Those strict state-by-state alcohol regulations mean John Kane has one of the most unique offices in Kansas City.

"As we mosey along, we're still in Missouri, and if we go down one more section, we'll be over in Kansas," he pointed out while walking through the warehouse of Central States Beverage Company.

Kane is the general manager of beer and liquor distributor. Its headquarters are purposefully on the state line, south of where State Line Road veers into Kenneth Parkway. That way, Central States Beverage Co. can deliver to Missouri and Kansas from one location.

"The beer has to rest in the state in which it's being sold," Kane said. "So you just can't put it on one side and say this is Kansas beer and it's sitting in Missouri. Kansas would like to see it on the Kansas side. And Missouri is the same way."

Working in one building with two addresses comes with its challenges.

"Who do you call in case there is a fire? Who do you call in case of a break-in," Kane asked rhetorically. He said Leawood has the closest fire station.

When the building recently expanded, Kansas City, Missouri, allowed gutters to show on the outside of the building, but Leawood city code had different rules. So the same building has gutters outside on one half and concealed on the inside on the other half of the building.

"They don't want to see the gutters," Kane said.

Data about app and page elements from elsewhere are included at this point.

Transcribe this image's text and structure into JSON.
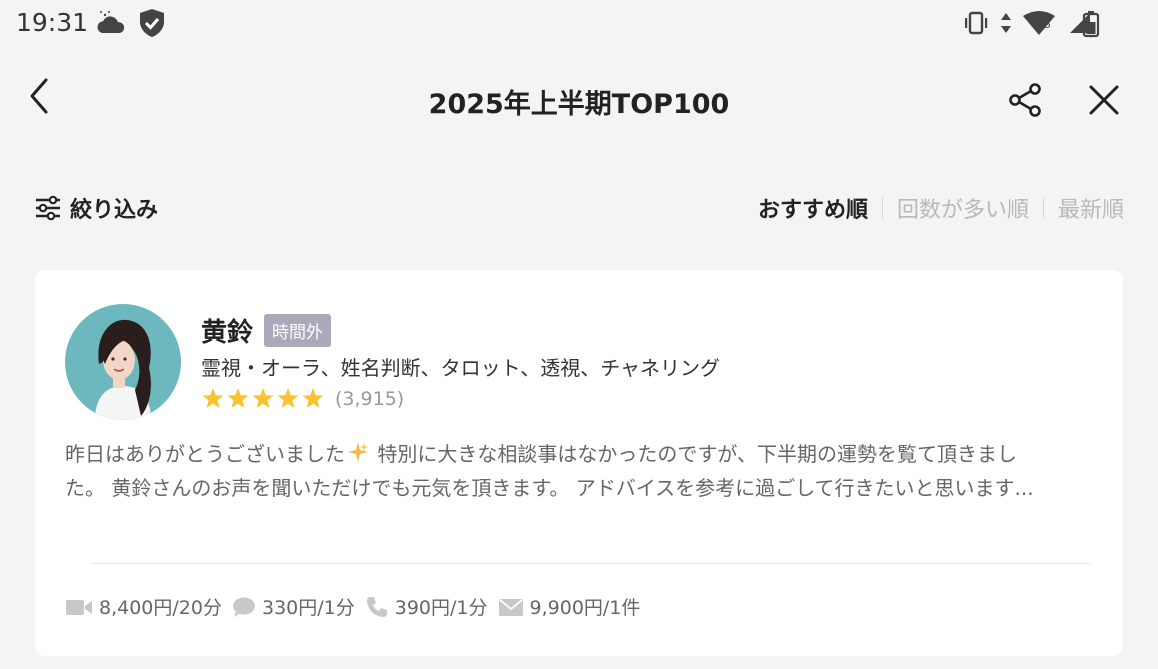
{
  "status_bar": {
    "time": "19:31",
    "icons_left": [
      "cloud-icon",
      "shield-icon"
    ],
    "icons_right": [
      "vibrate-icon",
      "data-arrows-icon",
      "wifi-icon",
      "signal-icon",
      "battery-icon"
    ],
    "wifi_badge": "5"
  },
  "header": {
    "title": "2025年上半期TOP100",
    "back_icon": "chevron-left-icon",
    "share_icon": "share-icon",
    "close_icon": "close-icon"
  },
  "filter": {
    "label": "絞り込み",
    "icon": "sliders-icon"
  },
  "sort": {
    "tabs": [
      {
        "label": "おすすめ順",
        "active": true
      },
      {
        "label": "回数が多い順",
        "active": false
      },
      {
        "label": "最新順",
        "active": false
      }
    ]
  },
  "card": {
    "name": "黄鈴",
    "badge": "時間外",
    "specialties": "霊視・オーラ、姓名判断、タロット、透視、チャネリング",
    "rating_stars": 5,
    "review_count": "(3,915)",
    "review_line1_a": "昨日はありがとうございました",
    "review_line1_b": " 特別に大きな相談事はなかったのですが、下半期の運勢を覧て頂きまし",
    "review_line2": "た。 黄鈴さんのお声を聞いただけでも元気を頂きます。 アドバイスを参考に過ごして行きたいと思います...",
    "prices": [
      {
        "icon": "video-icon",
        "text": "8,400円/20分"
      },
      {
        "icon": "chat-icon",
        "text": "330円/1分"
      },
      {
        "icon": "phone-icon",
        "text": "390円/1分"
      },
      {
        "icon": "mail-icon",
        "text": "9,900円/1件"
      }
    ]
  },
  "colors": {
    "background": "#f4f4f4",
    "card": "#ffffff",
    "star": "#f7c32e",
    "badge": "#a9a9b9",
    "avatar_bg": "#6cb8be"
  }
}
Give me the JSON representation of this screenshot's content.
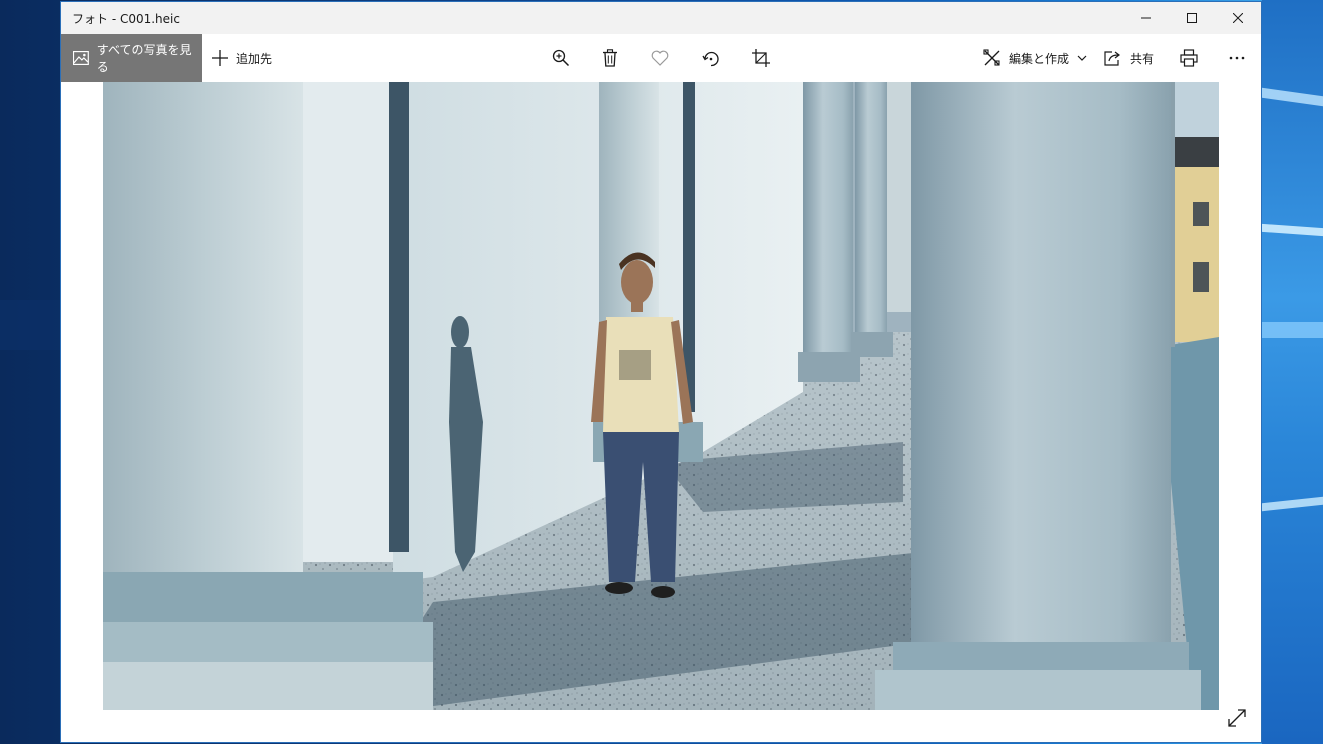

That's a fact Joseph Brown never could have predicted when he surveyed the line nearly 200 years ago.